##### Information #####

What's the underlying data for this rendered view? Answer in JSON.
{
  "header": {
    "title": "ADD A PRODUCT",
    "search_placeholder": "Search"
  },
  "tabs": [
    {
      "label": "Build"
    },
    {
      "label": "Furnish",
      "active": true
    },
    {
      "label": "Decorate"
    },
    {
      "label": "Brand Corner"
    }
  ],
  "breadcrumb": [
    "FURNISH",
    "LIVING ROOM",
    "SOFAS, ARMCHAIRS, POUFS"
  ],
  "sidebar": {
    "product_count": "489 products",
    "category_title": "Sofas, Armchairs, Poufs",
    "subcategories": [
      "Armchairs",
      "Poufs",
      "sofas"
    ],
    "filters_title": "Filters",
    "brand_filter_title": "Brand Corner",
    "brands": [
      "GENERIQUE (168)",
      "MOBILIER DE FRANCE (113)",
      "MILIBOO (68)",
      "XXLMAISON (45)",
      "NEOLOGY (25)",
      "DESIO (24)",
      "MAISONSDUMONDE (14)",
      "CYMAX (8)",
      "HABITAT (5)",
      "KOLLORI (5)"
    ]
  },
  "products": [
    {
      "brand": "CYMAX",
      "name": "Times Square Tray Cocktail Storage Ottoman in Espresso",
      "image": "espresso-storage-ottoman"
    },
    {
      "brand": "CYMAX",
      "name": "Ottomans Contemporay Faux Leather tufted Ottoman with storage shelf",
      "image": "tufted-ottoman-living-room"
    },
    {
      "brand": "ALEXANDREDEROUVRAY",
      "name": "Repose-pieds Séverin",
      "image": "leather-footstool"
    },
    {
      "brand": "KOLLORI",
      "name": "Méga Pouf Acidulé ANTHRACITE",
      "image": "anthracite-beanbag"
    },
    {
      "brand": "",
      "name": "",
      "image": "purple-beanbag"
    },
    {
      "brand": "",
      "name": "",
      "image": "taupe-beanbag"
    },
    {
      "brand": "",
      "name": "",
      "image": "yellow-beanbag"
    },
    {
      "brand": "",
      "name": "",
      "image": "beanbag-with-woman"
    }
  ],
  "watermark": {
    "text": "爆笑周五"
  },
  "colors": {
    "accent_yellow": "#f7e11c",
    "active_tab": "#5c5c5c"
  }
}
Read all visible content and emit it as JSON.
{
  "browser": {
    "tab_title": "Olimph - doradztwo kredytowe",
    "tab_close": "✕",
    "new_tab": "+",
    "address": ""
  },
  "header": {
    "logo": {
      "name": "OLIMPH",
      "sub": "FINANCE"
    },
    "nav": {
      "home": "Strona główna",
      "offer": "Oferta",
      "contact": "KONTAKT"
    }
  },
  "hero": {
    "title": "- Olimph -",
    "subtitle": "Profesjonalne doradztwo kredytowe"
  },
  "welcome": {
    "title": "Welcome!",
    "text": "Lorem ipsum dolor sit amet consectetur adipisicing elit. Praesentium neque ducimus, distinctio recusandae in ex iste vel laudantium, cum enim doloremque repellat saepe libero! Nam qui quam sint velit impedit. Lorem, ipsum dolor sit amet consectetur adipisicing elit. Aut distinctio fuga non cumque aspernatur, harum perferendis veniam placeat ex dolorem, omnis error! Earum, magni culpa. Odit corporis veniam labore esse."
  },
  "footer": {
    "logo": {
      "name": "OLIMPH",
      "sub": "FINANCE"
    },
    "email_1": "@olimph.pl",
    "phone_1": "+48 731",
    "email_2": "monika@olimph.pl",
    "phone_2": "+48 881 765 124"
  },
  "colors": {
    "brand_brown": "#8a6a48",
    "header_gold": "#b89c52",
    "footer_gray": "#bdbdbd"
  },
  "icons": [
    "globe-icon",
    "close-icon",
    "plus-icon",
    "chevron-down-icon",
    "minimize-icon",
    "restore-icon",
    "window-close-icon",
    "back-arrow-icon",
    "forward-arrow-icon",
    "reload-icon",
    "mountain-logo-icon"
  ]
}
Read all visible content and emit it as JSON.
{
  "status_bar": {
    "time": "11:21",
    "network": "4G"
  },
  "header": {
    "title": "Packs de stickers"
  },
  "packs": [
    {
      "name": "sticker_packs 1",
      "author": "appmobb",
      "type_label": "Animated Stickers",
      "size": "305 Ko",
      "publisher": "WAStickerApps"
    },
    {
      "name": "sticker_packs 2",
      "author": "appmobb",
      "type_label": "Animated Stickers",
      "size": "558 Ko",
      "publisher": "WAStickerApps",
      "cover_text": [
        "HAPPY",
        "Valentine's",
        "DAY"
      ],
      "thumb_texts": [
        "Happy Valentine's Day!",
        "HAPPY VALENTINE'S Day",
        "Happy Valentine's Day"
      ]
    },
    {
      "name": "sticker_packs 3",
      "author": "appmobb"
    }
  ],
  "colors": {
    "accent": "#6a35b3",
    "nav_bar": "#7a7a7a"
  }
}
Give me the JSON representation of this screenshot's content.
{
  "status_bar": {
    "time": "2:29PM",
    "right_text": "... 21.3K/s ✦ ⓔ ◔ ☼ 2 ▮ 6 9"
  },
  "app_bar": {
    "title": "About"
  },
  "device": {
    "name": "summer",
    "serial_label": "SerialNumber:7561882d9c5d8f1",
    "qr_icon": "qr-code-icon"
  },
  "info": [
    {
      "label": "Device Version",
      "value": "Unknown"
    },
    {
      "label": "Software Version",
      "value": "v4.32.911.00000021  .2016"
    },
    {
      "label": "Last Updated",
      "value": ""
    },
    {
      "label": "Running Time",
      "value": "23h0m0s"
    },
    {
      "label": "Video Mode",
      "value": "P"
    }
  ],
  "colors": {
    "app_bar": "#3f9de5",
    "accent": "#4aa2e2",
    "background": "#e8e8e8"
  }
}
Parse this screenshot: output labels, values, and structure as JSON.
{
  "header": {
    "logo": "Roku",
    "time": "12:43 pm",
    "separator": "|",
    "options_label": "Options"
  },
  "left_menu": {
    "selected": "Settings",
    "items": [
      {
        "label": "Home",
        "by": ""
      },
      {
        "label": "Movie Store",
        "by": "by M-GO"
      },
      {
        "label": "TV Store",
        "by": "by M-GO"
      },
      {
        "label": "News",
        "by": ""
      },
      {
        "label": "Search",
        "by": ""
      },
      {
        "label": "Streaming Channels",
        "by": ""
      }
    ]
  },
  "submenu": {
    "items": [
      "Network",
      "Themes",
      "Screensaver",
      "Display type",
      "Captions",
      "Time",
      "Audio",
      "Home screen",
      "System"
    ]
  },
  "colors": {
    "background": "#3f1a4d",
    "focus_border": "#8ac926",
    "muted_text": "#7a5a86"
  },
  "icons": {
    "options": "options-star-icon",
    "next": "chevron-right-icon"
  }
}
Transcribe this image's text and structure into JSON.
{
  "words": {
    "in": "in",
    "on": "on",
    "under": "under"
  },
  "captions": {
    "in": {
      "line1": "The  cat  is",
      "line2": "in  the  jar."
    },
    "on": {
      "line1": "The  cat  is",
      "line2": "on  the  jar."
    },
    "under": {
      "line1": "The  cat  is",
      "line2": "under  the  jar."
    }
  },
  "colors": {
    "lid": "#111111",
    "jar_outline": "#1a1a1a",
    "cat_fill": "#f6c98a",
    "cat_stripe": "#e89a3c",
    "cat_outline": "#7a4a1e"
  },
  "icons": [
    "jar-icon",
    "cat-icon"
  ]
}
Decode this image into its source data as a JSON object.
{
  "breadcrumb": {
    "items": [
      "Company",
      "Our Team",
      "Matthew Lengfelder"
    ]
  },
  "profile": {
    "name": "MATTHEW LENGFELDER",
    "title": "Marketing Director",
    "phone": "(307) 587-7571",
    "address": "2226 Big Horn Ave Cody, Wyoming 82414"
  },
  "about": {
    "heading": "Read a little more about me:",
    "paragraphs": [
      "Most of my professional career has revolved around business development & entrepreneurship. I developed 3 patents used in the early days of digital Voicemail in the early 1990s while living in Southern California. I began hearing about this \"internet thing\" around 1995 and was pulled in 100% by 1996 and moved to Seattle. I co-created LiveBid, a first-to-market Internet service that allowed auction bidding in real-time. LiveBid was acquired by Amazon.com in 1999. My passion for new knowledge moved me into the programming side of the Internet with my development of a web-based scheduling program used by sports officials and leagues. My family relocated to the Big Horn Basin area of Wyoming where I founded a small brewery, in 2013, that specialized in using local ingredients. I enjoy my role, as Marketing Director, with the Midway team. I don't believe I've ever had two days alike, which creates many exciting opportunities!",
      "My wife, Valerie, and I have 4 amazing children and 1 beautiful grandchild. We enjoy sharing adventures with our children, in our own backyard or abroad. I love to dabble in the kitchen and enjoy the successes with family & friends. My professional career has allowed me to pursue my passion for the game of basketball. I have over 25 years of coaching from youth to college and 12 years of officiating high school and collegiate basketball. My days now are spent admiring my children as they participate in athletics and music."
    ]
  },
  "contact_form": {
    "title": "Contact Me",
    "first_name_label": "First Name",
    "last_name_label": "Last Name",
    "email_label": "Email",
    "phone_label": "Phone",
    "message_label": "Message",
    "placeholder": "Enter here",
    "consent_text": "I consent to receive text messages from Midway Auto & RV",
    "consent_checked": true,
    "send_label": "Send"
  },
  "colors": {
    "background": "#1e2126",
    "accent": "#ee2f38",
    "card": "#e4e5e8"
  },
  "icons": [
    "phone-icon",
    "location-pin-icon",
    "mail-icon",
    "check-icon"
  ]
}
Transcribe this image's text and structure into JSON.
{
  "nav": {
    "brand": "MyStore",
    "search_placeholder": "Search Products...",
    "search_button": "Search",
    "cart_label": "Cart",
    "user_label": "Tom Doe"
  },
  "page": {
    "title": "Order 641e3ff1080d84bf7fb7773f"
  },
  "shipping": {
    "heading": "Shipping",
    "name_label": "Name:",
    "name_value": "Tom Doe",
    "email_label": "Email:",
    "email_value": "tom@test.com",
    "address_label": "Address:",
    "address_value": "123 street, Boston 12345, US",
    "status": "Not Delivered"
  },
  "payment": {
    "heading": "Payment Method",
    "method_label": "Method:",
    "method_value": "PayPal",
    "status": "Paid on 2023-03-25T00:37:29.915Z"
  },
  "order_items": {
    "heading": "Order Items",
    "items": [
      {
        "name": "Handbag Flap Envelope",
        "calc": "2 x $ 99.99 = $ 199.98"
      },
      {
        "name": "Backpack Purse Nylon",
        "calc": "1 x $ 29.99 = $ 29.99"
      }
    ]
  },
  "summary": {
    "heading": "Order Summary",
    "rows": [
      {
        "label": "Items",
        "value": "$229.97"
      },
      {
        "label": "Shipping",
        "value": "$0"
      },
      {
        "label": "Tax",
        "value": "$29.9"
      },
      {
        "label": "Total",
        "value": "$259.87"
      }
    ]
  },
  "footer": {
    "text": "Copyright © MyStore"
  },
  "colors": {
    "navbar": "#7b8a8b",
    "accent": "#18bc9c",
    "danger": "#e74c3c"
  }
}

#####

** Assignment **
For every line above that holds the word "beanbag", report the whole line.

** Exercise result **
      "image": "anthracite-beanbag"
      "image": "purple-beanbag"
      "image": "taupe-beanbag"
      "image": "yellow-beanbag"
      "image": "beanbag-with-woman"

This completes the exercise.